Kevin Fehling is an absolute exceptional talent. His subtle and delicate creations bear a unique individual signature that has been steadily perfected over the years. With Prodigy, a retrospective of his work will be released this fall. Thomas Ruhl puts the dishes in the right light in his usual professional manner and equally provides the reader with a private look behind the scenes of the Belle Epoque in Travemünde, which has been awarded three stars.
Fehling’s development is impressive. In just a few years, he cooked his way to the international top. Already in 2008, after only three years in Travemünde, the Guide Michelin awarded first one star, quickly followed by the second and since 2013 Kevin Fehling is Germany’s youngest three-star chef. And the northernmost in the world as well. His craftsmanship is considered perfect and the style of his open-minded and internationally based cuisine is unmistakable. He works out his ideas in an original and flawless way.
Prodigy presents itself far less as a practical cookbook than as a documentation of Kevin Fehling’s current development and, based on 65 dishes from the last 18 months, allows an exciting look at the philosophy and complexity of modern (three-)star cuisine.

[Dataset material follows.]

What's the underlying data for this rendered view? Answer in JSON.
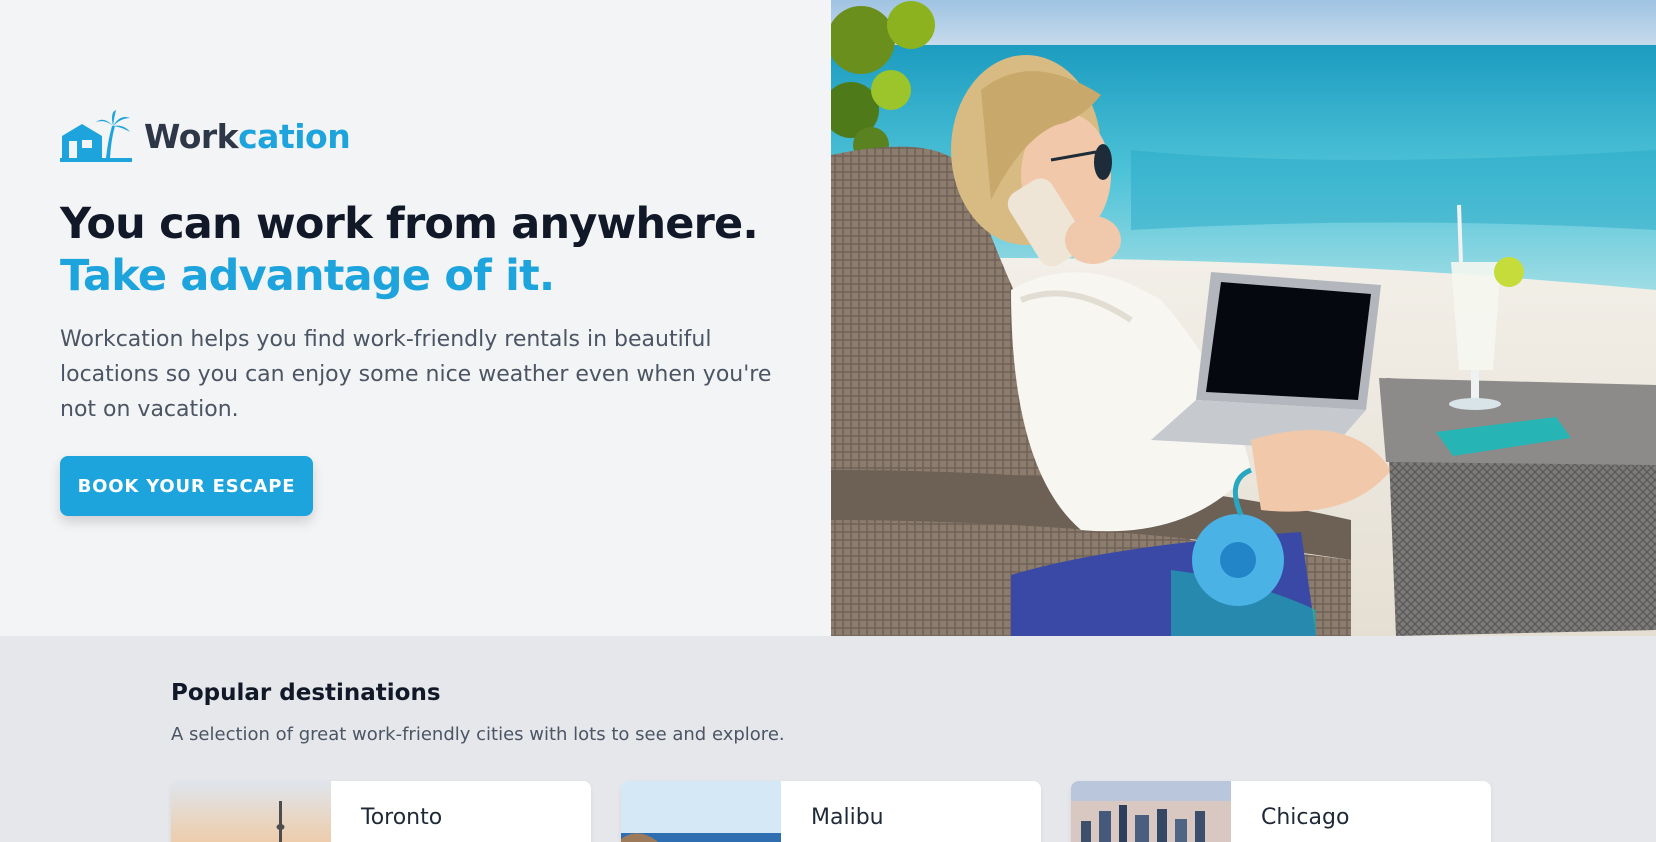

I am pleased to find detailed descriptions of some of the Belle Epoque classics I encountered during my last visit to the area. A complex, challenging culinary experience that not only encourages enjoyment, but also discussion and, in some cases, the decoding of the thoughts behind it. Thankfully, the book helps with precisely this decoding, provides instructions and tells one or two little anecdotes.
You can tell from the layout that part of the briefing was to translate Fehling’s modernity and avant-garde into the book. It’s well-intentioned, unfortunately not really well done. The typography, in particular, seems to be trying hard without being easy to read, the central axis sentence is difficult to follow, and the headlines seem more flawed than skillful due to the extremely different spationing. At the same time, it is also a beautiful metaphor that shows that striving for avant-garde is only possible if you master the craft perfectly.
That’s just a touch of criticism, though, because I’m not concerned with the typography and layout of this work, much more with the content. And they’re on point. In addition, the many excellent, deliberately reduced staged photos by Thomas Ruhl compensate.